 November 2013

Improving the college the LEAN way

Improving the college the LEAN way The first LEAN workout occurred Oct. 23 to 25 and focused on scholarship processes.

Early in the three-day long LEAN “workout,” the excitement over possible fixes to improve the Day Campus’s scholarship process was evident among the event’s participants. But Colleen Brown, a LEAN champion on the case, was there to remind everyone that before fixes can be made, the process itself has to be figured out.

“We want a long-term fix, not a temporary fix or a Band-Aid,” said Mara Roberts, assistant dean for Academic Affairs and LEAN executive member.

Finding that long-term fix requires departments to work together on how best to amend the process. This workout, which took place from Oct. 23 to 25, was the first since the implementation of LEAN, an institutional effectiveness initiative designed to improve processes in the college.

Led by Dick See, a LEAN trainer from University of Iowa; Allen Schelp, primary champion; and Brown and Doug Baker, secondary champions, the workout consisted of participants from Admissions, Financial Aid and Development who are directly affected by the process. One of the most important concepts of LEAN is that those in the workflow are part of the improvement discussion.

“The process touches multiple departments,” Roberts said. “This helps all departments fix the process together.”

Brown agrees: “It brings together the stakeholders,” she said.

This first workout came about because of three compelling reasons: 1) Students who might be eligible for scholarships get missed, which might prevent them from attending Columbia College. 2) Massive amounts of time are consumed from the departments because of manual processes. 3) The college owns software applications that should be used to their fullest capacity.

Members of the workout wanted to change the way scholarships are processed to be less manual and more automatic, provide better methods to identify eligible students and offer a better method to communicate information between the two departments and monitor how much money is left to award.

This conversation works to solve pain points that the departments have experienced, and it also provides a great value to the college’s students.

“It’s making the process more effective and efficient,” See said.
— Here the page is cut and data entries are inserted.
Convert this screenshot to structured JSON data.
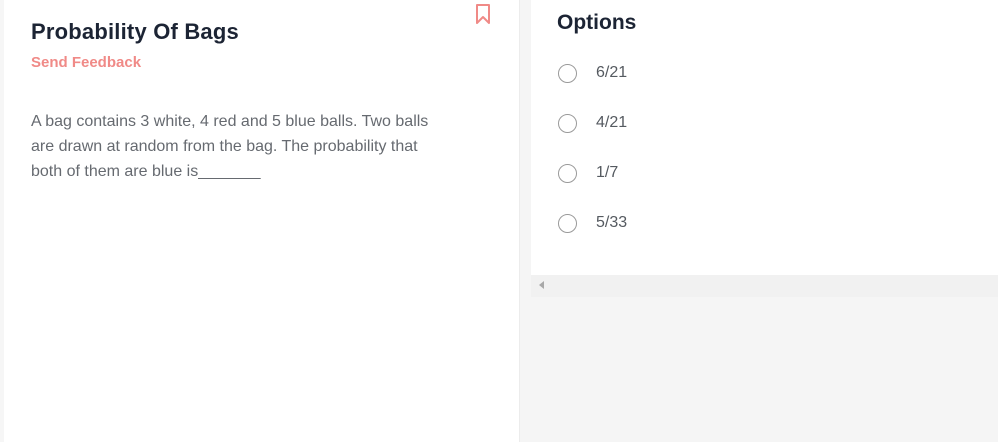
{
  "question": {
    "title": "Probability Of Bags",
    "feedback_label": "Send Feedback",
    "text": "A bag contains 3 white, 4 red and 5 blue balls. Two balls are drawn at random from the bag. The probability that both of them are blue is_______",
    "bookmark_icon": "bookmark-icon"
  },
  "options_panel": {
    "title": "Options",
    "options": [
      {
        "label": "6/21",
        "selected": false
      },
      {
        "label": "4/21",
        "selected": false
      },
      {
        "label": "1/7",
        "selected": false
      },
      {
        "label": "5/33",
        "selected": false
      }
    ]
  },
  "colors": {
    "accent": "#f08a87",
    "heading": "#1c2434",
    "body_text": "#666a70"
  }
}
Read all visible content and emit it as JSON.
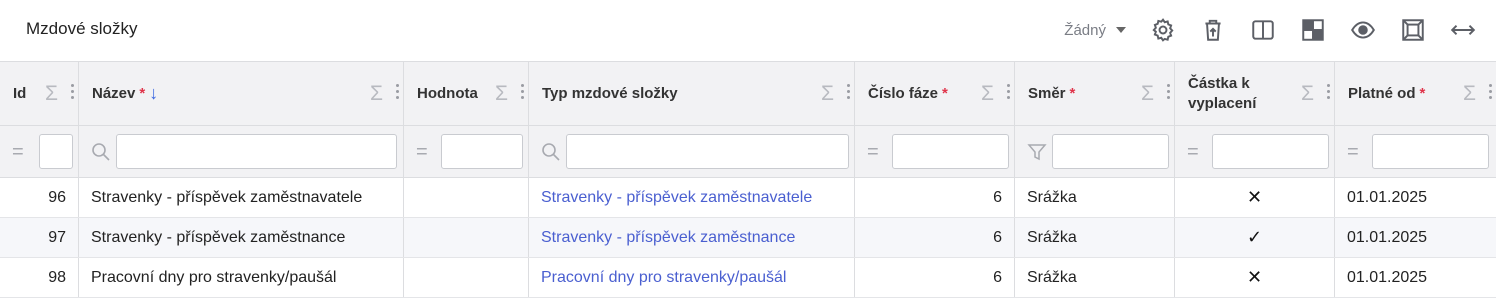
{
  "title": "Mzdové složky",
  "toolbar": {
    "view_select": "Žádný",
    "icons": [
      "gear-icon",
      "delete-icon",
      "columns-icon",
      "layout-icon",
      "eye-icon",
      "fit-icon",
      "expand-width-icon"
    ]
  },
  "columns": [
    {
      "label": "Id",
      "required": false
    },
    {
      "label": "Název",
      "required": true,
      "sorted": "desc"
    },
    {
      "label": "Hodnota",
      "required": false
    },
    {
      "label": "Typ mzdové složky",
      "required": false
    },
    {
      "label": "Číslo fáze",
      "required": true
    },
    {
      "label": "Směr",
      "required": true
    },
    {
      "label": "Částka k vyplacení",
      "required": false
    },
    {
      "label": "Platné od",
      "required": true
    }
  ],
  "header": {
    "req_mark": "*",
    "sigma": "Σ",
    "sort_arrow": "↓",
    "c7_line1": "Částka k",
    "c7_line2": "vyplacení"
  },
  "filters": {
    "equals_symbol": "=",
    "search_symbol": "⚲",
    "filter_symbol": "▽"
  },
  "rows": [
    {
      "id": "96",
      "name": "Stravenky - příspěvek zaměstnavatele",
      "value": "",
      "type": "Stravenky - příspěvek zaměstnavatele",
      "phase": "6",
      "direction": "Srážka",
      "payout": "✕",
      "valid_from": "01.01.2025"
    },
    {
      "id": "97",
      "name": "Stravenky - příspěvek zaměstnance",
      "value": "",
      "type": "Stravenky - příspěvek zaměstnance",
      "phase": "6",
      "direction": "Srážka",
      "payout": "✓",
      "valid_from": "01.01.2025"
    },
    {
      "id": "98",
      "name": "Pracovní dny pro stravenky/paušál",
      "value": "",
      "type": "Pracovní dny pro stravenky/paušál",
      "phase": "6",
      "direction": "Srážka",
      "payout": "✕",
      "valid_from": "01.01.2025"
    }
  ],
  "colors": {
    "link": "#4a5fd0",
    "required": "#e0344a",
    "sort": "#3b67e0"
  }
}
He was on hand for the first workout to help facilitate the procedure.

If you have a recommendation on how to improve processes in your department, send your bright ideas to cclean@ccis.edu.